*** Data shown
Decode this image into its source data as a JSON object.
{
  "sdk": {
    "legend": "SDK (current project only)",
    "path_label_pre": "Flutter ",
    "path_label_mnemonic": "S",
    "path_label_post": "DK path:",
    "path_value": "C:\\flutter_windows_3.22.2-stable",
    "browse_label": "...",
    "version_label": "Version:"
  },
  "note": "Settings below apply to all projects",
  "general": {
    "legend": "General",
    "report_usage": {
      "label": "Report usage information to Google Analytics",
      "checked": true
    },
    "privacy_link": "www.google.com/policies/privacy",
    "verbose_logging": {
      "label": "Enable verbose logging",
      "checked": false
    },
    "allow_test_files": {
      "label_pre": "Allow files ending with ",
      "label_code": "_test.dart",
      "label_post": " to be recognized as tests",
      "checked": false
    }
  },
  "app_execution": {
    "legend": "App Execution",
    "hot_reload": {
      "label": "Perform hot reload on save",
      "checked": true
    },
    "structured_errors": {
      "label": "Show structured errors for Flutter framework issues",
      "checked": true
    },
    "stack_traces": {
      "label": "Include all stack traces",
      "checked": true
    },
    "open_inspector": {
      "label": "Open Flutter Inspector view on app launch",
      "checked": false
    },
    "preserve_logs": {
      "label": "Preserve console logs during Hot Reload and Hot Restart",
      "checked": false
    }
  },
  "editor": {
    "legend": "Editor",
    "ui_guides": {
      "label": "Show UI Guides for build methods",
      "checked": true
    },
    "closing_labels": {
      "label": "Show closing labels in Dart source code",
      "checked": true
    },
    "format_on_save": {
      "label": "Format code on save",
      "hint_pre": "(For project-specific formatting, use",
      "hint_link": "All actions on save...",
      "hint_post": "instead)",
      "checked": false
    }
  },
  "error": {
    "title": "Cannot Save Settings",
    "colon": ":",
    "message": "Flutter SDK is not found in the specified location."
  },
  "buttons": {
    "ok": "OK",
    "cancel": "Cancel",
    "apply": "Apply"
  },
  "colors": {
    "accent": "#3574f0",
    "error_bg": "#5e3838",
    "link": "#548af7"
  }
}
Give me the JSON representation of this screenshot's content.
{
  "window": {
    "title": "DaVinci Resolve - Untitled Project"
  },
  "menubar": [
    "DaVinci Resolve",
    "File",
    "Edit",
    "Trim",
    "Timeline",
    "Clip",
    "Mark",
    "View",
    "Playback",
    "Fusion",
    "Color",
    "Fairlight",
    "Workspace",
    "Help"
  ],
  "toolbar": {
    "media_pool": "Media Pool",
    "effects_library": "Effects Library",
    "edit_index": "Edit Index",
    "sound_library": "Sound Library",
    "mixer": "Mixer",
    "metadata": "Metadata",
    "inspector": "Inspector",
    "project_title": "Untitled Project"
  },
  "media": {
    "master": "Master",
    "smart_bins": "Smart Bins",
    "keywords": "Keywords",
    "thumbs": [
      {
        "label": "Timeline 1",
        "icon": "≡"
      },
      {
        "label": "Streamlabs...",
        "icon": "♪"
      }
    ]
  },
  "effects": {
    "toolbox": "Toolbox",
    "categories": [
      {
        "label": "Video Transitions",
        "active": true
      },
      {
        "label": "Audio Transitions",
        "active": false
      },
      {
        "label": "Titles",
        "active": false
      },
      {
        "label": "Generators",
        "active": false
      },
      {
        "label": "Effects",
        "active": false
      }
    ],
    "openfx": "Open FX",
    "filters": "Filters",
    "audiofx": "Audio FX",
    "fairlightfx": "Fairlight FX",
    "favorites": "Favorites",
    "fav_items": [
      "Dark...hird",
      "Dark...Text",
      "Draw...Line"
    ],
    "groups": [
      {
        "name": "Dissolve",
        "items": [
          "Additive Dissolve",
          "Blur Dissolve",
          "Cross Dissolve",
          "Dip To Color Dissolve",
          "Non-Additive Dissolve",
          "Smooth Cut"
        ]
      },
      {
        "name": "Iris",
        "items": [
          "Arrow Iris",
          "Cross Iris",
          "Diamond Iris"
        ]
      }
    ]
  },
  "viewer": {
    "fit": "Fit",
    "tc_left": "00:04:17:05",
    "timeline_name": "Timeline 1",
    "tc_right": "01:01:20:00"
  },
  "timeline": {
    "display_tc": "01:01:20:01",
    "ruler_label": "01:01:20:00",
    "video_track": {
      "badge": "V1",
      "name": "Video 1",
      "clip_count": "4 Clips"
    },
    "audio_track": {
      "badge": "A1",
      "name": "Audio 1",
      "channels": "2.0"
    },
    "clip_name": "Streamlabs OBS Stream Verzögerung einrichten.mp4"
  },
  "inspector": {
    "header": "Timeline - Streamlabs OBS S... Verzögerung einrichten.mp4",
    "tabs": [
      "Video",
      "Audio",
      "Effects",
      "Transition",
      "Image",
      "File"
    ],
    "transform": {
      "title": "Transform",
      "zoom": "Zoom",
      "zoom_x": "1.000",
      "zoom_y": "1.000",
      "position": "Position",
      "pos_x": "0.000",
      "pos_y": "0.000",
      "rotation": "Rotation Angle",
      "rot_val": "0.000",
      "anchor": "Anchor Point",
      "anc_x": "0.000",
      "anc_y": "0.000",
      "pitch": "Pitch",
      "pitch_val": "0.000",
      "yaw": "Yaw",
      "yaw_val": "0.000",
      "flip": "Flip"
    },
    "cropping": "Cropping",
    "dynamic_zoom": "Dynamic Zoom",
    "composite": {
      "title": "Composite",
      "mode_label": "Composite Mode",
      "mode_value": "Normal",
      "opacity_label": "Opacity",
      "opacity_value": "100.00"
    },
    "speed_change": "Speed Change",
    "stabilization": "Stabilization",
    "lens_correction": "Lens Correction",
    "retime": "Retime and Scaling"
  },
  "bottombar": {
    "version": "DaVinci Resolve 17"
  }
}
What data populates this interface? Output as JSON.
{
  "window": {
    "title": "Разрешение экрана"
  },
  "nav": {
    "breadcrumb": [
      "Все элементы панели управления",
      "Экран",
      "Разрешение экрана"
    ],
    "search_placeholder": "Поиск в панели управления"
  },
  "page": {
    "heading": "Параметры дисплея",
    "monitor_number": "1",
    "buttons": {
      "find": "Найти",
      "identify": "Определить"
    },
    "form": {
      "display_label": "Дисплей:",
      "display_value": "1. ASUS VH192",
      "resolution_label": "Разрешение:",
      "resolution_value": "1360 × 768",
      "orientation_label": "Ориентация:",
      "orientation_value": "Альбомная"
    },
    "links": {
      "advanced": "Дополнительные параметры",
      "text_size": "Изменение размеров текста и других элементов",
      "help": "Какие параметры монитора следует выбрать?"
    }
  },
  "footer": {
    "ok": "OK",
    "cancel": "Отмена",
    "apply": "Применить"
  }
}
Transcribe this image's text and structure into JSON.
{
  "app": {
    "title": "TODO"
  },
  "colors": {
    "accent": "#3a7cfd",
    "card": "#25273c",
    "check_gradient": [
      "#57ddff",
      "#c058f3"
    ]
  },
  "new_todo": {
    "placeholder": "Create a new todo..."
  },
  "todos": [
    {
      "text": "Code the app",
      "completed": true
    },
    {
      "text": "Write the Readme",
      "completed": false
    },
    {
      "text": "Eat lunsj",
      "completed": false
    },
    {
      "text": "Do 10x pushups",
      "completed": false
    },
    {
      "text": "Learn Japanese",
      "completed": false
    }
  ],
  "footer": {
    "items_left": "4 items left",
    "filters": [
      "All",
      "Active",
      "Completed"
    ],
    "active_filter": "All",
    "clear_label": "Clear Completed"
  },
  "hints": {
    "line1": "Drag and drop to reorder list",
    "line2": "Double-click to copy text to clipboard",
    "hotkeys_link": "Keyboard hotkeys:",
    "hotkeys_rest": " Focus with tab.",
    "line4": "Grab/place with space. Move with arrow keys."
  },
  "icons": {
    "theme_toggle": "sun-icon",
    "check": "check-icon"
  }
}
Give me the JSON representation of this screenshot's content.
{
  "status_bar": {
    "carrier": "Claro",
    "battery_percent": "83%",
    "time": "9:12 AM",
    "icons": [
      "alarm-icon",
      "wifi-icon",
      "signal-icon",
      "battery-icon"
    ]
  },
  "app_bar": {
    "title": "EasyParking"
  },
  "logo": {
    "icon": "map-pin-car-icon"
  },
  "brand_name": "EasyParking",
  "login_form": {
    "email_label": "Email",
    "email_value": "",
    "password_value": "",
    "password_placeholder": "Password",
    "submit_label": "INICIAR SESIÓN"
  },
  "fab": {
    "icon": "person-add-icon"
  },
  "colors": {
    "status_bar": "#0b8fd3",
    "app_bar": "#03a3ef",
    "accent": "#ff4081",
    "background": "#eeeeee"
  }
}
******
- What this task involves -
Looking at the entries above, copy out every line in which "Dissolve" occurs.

- Solution -
        "name": "Dissolve",
          "Additive Dissolve",
          "Blur Dissolve",
          "Cross Dissolve",
          "Dip To Color Dissolve",
          "Non-Additive Dissolve",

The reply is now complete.